A Church of England school in Kent has been forced to stop a Christian group from delivering assemblies and lessons to its pupils after parents complained about their children being exposed to ‘a potentially damaging ideology’. Humanists UK, which campaigns against the privileged position given to religion in schools, has stood by the parents, and called for a ‘national conversation’ about religious influence and evangelising in the education system.
In a letter to parents, the headteacher of St John’s Church of England Primary School in Tunbridge Wells, Dan Turvey, stated that ‘After careful consideration I have decided that we will end our regular commitment to CrossTeach and that they will no longer lead assemblies or take lessons.’ However, he said he was ‘deeply saddened’ by the move.
The group of parents responsible for the complaint claimed that their concerns had not been addressed by the school for several months, and in a statement said:
‘We recognise and respect the school’s Christian values but think there is a brand of Christianity that is abusing that respect. The basis of [our] complaint relates purely to concerns over the welfare and safeguarding of children who we believe are being exposed to potentially damaging ideology.’
One parent, quoted in the Guardian, said that her son had been told in an assembly that ‘men can’t marry men’, while another, quoted in the Telegraph, said that children had been taught that if they did not believe in God ‘they would not go to a good place when they died’.
In a statement released today through the evangelical pressure group Christian Concern, Crossteach said ‘we teach mainstream Christianity’, and no complaints of ‘extremist’ beliefs had been made against them in the past. The group also revealed that it has been allowed by the school to continue running an after-school club.
Despite being a church school, many of the families at St John’s are not religious, owing to the fact, as one parent put it, that ‘in Tunbridge Wells the vast majority of primary schools are affiliated with the church so it’s not like you have a choice whether you expose your children to this.’

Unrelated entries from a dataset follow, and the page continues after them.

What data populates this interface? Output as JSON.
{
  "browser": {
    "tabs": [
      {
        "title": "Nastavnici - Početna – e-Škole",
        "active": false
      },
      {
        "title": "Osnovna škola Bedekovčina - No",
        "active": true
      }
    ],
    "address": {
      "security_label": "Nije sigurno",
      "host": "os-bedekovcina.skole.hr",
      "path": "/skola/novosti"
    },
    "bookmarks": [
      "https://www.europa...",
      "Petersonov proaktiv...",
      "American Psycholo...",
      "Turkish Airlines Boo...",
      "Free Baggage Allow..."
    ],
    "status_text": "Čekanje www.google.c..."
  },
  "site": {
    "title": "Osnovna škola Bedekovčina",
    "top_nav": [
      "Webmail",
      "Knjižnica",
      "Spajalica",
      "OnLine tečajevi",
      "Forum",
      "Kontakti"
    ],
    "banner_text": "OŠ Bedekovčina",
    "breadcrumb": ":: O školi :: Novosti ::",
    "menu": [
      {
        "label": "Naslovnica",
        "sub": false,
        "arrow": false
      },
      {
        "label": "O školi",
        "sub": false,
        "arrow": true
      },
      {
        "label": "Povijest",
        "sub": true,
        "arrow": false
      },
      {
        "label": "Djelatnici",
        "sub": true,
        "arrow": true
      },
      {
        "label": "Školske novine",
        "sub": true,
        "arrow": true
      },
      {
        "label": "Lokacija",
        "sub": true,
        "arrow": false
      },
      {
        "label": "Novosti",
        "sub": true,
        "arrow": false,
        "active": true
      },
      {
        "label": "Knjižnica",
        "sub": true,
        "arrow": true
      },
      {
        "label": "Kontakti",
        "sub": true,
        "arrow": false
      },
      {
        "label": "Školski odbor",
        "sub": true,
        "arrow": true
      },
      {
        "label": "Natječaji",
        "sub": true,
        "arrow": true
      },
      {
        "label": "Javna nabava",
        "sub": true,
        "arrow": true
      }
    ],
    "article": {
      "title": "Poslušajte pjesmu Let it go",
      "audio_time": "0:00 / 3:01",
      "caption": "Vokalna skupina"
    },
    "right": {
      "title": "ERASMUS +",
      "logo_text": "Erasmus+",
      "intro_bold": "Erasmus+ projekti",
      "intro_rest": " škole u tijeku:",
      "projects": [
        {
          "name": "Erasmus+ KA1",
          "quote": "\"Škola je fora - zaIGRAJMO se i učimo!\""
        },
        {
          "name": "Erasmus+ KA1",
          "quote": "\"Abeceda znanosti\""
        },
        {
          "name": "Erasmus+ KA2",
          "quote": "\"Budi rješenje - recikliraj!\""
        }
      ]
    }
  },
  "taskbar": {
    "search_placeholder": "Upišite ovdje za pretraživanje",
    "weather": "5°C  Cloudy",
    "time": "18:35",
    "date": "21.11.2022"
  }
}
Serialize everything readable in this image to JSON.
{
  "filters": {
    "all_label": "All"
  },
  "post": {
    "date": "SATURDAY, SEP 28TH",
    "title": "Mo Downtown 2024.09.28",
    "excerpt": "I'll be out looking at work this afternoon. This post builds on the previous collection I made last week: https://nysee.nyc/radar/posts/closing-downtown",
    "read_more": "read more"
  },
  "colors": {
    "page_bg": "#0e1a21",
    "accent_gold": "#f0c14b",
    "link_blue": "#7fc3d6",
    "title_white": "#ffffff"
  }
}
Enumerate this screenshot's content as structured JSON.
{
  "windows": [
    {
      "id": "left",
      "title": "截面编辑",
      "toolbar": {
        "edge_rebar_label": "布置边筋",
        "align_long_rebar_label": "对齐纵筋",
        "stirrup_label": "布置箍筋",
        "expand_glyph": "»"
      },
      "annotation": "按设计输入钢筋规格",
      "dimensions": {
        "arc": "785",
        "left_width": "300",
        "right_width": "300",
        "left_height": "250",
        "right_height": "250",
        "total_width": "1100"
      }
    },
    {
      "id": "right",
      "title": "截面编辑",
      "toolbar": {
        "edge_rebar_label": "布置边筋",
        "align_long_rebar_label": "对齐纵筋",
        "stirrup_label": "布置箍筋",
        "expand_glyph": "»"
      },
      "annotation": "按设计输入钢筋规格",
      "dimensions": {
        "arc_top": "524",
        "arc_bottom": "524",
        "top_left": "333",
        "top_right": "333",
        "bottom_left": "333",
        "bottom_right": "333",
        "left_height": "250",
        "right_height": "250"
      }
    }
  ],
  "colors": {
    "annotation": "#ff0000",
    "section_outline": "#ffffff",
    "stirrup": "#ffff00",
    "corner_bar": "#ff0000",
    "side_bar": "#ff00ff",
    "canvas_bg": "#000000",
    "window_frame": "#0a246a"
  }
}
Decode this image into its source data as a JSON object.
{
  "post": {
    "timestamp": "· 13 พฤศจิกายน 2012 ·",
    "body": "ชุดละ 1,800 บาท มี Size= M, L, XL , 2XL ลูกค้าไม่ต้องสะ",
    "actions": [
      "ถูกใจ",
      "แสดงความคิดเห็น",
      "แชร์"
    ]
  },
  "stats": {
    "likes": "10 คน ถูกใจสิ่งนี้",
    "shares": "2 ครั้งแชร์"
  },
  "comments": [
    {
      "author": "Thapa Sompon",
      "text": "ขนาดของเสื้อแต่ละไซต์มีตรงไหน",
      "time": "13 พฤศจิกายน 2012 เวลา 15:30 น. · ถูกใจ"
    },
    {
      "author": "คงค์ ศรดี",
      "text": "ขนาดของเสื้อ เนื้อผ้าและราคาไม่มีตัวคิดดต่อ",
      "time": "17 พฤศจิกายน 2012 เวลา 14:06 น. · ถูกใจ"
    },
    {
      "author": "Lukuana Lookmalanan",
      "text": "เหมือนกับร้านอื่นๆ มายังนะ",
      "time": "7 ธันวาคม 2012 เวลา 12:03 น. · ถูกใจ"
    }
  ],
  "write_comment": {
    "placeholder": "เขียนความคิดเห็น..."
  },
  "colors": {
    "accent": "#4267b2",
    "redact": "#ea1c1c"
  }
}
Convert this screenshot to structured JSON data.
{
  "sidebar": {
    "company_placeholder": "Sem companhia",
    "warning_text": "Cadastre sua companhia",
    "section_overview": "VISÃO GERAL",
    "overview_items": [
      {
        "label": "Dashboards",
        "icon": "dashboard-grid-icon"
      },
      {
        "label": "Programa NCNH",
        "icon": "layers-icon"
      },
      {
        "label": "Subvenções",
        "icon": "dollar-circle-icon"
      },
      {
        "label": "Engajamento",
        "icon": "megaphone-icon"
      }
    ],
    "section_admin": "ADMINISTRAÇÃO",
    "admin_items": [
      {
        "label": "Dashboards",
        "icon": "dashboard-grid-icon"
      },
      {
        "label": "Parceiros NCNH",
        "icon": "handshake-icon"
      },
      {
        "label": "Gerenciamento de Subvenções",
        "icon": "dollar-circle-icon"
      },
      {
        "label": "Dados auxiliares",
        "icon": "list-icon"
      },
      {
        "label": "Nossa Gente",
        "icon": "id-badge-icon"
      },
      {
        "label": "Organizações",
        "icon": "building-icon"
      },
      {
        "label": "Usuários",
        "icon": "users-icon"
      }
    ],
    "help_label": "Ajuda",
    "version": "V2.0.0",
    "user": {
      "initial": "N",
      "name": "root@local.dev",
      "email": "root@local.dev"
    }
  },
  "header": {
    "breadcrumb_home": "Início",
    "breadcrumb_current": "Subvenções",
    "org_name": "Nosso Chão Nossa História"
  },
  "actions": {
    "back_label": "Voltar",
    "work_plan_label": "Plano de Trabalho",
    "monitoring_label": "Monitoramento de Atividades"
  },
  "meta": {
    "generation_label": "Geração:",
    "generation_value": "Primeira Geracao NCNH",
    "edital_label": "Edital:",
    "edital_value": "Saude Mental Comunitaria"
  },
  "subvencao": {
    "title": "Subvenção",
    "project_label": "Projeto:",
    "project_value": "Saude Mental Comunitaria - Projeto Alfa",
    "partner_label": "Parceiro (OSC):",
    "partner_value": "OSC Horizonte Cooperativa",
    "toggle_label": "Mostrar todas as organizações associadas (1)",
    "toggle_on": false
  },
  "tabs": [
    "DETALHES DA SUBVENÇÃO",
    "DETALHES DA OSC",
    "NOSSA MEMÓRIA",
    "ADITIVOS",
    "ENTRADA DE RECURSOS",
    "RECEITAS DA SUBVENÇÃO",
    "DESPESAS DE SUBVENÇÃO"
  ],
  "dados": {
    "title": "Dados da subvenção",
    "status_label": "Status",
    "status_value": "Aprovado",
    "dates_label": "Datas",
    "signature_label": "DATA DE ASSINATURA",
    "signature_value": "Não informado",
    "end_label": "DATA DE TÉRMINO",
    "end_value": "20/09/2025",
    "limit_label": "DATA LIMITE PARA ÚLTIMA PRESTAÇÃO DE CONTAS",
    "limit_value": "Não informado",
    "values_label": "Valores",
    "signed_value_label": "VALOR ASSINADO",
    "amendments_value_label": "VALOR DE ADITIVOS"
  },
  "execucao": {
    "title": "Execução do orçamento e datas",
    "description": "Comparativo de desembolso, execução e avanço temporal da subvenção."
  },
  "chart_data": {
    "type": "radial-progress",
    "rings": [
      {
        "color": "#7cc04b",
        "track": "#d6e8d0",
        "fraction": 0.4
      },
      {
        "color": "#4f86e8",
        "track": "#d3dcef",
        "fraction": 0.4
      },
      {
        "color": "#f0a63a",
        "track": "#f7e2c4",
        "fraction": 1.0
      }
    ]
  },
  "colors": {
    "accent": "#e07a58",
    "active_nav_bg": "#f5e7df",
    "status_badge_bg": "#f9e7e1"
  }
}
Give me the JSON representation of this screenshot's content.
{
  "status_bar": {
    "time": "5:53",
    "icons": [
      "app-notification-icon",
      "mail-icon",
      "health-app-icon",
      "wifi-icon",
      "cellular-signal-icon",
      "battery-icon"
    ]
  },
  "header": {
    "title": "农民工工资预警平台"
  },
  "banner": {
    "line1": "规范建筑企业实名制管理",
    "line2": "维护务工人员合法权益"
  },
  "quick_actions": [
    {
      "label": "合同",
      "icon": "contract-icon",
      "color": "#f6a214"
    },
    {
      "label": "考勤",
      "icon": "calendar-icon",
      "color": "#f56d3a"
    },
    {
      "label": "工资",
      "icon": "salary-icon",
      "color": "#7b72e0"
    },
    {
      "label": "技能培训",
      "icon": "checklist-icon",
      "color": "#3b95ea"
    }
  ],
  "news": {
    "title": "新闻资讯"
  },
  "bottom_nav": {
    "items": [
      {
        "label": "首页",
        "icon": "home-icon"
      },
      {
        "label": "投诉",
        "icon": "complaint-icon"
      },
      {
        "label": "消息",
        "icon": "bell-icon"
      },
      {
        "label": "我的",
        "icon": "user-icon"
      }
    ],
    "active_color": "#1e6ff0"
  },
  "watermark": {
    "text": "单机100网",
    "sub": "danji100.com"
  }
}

Humanists UK Education Campaigner Jay Harman commented, ‘This is a very clear illustration of just how problematic the privileged place of religion in our state education system can be. Given that our laws allow religious organisations, and indeed faith schools themselves, to proselytise to children, cases like this are not at all surprising. In fact, we get contacted by parents every week with concerns about the way in which religion is being foisted on their children, entirely within the law, both at schools with no religious character and at faith schools that they had no choice but to attend.
‘Much of the attention on this story will no doubt focus on the specific message that Crossteach seeks to convey, but in our view a national conversation needs to be had about the appropriateness of evangelising in schools at all, irrespective of how “mainstream” or “extreme” that evangelising is. We absolutely stand by the parents in this case, and hope that their example will encourage both the Government and other schools alike to end the inappropriate and distasteful religious proselytising that continues to pervade our education system.’
For further comment or information please contact Humanists UK Education Campaigns Manager Jay Harman on 02073243078 or firstname.lastname@example.org.
At Humanists UK, we advance free thinking and promote humanism to create a tolerant society where rational thinking and kindness prevail. Our work brings non-religious people together to develop their own views, helping people be happier and more fulfilled in the one life we have. Through our ceremonies, education services, and community and campaigning work, we strive to create a fair and equal society for all.
Humanists UK recently changed its name from the British Humanist Association: https://humanists.uk/2017/05/22/bha-becomes-humanists-uk/